**WHAT YOU ARE ASKED TO DO**
Return the entries in full, exactly as written.

(Entries from a dataset of interfaces)
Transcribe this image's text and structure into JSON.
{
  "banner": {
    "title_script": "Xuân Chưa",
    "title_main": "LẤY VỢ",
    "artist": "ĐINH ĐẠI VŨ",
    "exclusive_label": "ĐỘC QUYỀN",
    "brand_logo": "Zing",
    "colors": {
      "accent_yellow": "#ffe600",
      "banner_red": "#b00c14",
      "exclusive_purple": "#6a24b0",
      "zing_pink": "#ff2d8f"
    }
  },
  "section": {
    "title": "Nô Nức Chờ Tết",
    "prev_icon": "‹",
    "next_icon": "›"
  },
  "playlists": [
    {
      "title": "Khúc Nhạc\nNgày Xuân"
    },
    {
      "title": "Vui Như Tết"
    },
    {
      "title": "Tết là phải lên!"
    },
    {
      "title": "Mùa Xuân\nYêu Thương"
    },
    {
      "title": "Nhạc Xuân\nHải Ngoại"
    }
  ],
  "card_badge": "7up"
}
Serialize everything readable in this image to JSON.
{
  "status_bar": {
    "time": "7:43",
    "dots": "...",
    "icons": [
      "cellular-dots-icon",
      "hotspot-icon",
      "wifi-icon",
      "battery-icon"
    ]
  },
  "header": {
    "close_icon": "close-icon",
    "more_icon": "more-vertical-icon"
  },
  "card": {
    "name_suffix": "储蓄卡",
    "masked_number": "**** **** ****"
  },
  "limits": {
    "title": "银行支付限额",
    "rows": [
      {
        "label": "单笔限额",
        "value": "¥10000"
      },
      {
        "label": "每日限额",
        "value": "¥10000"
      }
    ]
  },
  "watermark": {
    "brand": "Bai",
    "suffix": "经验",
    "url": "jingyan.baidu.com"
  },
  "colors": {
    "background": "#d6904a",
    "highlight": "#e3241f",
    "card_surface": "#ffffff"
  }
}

**RESULT OF THE EXERCISE**
Transcribe this image's text and structure into JSON.
{
  "banner": {
    "title_script": "Xuân Chưa",
    "title_main": "LẤY VỢ",
    "artist": "ĐINH ĐẠI VŨ",
    "exclusive_label": "ĐỘC QUYỀN",
    "brand_logo": "Zing",
    "colors": {
      "accent_yellow": "#ffe600",
      "banner_red": "#b00c14",
      "exclusive_purple": "#6a24b0",
      "zing_pink": "#ff2d8f"
    }
  },
  "section": {
    "title": "Nô Nức Chờ Tết",
    "prev_icon": "‹",
    "next_icon": "›"
  },
  "playlists": [
    {
      "title": "Khúc Nhạc\nNgày Xuân"
    },
    {
      "title": "Vui Như Tết"
    },
    {
      "title": "Tết là phải lên!"
    },
    {
      "title": "Mùa Xuân\nYêu Thương"
    },
    {
      "title": "Nhạc Xuân\nHải Ngoại"
    }
  ],
  "card_badge": "7up"
}
Serialize everything readable in this image to JSON.
{
  "status_bar": {
    "time": "7:43",
    "dots": "...",
    "icons": [
      "cellular-dots-icon",
      "hotspot-icon",
      "wifi-icon",
      "battery-icon"
    ]
  },
  "header": {
    "close_icon": "close-icon",
    "more_icon": "more-vertical-icon"
  },
  "card": {
    "name_suffix": "储蓄卡",
    "masked_number": "**** **** ****"
  },
  "limits": {
    "title": "银行支付限额",
    "rows": [
      {
        "label": "单笔限额",
        "value": "¥10000"
      },
      {
        "label": "每日限额",
        "value": "¥10000"
      }
    ]
  },
  "watermark": {
    "brand": "Bai",
    "suffix": "经验",
    "url": "jingyan.baidu.com"
  },
  "colors": {
    "background": "#d6904a",
    "highlight": "#e3241f",
    "card_surface": "#ffffff"
  }
}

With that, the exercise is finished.